This phenomenon has even been visible everywhere from war to even medicines. “In Iraq and Afghanistan there were more paid military private contractors on the ground than US military troops. We never had a public debate whether we wanted to outsource war to private companies,” said Sandel. “Or consider the aggressive marketing of prescription drugs by pharmaceutical companies in rich countries. The funny thing is if you have ever seen the television commercials that accompany the evening news in the United States, you might come around to believing that the greatest health crisis in the world is not malaria or river blindness or sleeping sickness, but erectile dysfunction,” he added.
When money becomes the be-all and end-all of all decisions in life, market values tend to crowd out non-market values. Let me explain this through an example narrated to me by Sandel. “Some years ago in Switzerland they were trying to decide where to locate a nuclear waste site….There was a small town that seemed to be the likely place for the nuclear place site. The residents of the town were asked to, in a survey carried out by economists…if they would vote to accept a nuclear waste site in their community, if the Swiss Parliament decided to build it there. Around 51 percent, or a little over half of the respondents, said they would accept it.”
The economists then asked a second question. “They asked the residents of the community that suppose the parliament proposed building the nuclear waste facility in their community and at the same time offered to compensate them with an annual monetary payment, would they still favour it? You might sense that the number would have gone up to 80 or 90 percent but in fact the opposite happened. The support went down and not up. Adding the financial inducement to the offer reduced the rate of acceptance to 25 percent from the earlier 51 percent. Even when the economists upped the monetary incentive further the decision of the people did not change. The residents stood firm even when they were offered yearly cash payments of $8,700, which was more than the median monthly income of the area.”
So what is the moral of the story? “This is an illustration in which a cash payment can crowd out a non market value. When the people were asked to make a sacrifice for a common good without paying them the majority said yes out of a sense of civic responsibility. But when they were asked to change their mind (with money) many of them said we didn’t want to be bribed. The offer of money changed the character of the offer.”
A similar thing could be happening with the sale of advertising space in newspapers to the highest bidder. If Goliath sets a trend, the Davids are more than likely to follow.
And in this case it isn’t really a good trend. Do you want newspaper readers reading the story of a father killing his daughters and feeling disturbed by it or do you want them looking at the Britannia Gold biscuit ad which appears bang in the middle of the story and thinking maybe even I can win them? Do we want to build a society that is sensitive to what is happening around it? Or do we want to build a society which thinks of winning gold biscuits all the time?

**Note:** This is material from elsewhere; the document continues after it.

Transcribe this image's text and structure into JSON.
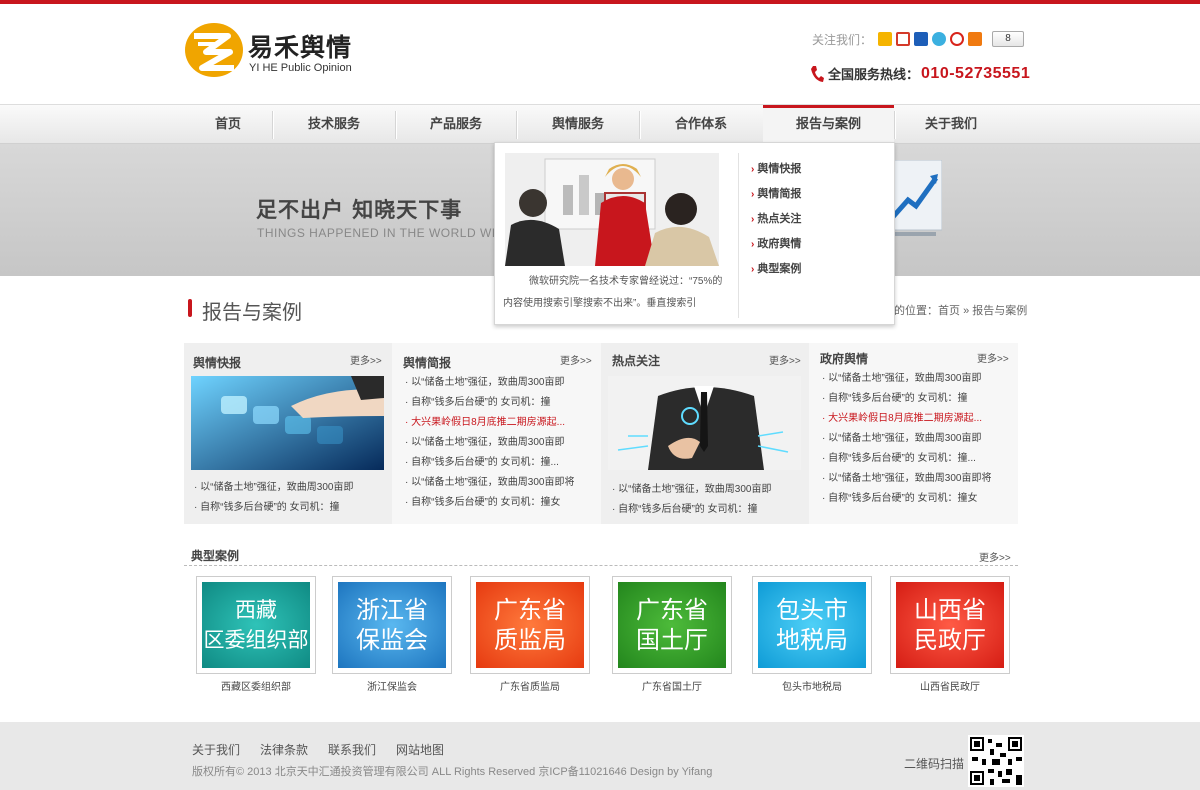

As Sandel put it, “Most people would agree that there is a difference between prostitution, which is paid sex, and non-instrumental and non-monetised sexual intimacy… So do we want a society where everything is up for sale? Or are there certain moral and civic goods that markets do not honour and money cannot buy?”
And that is something worth thinking about.
The article originally appeared on November 23, 2012 on www.firstpost.com
Vivek Kaul is a writer. He can be reached at [email protected] He has worked for the Times Group in the past.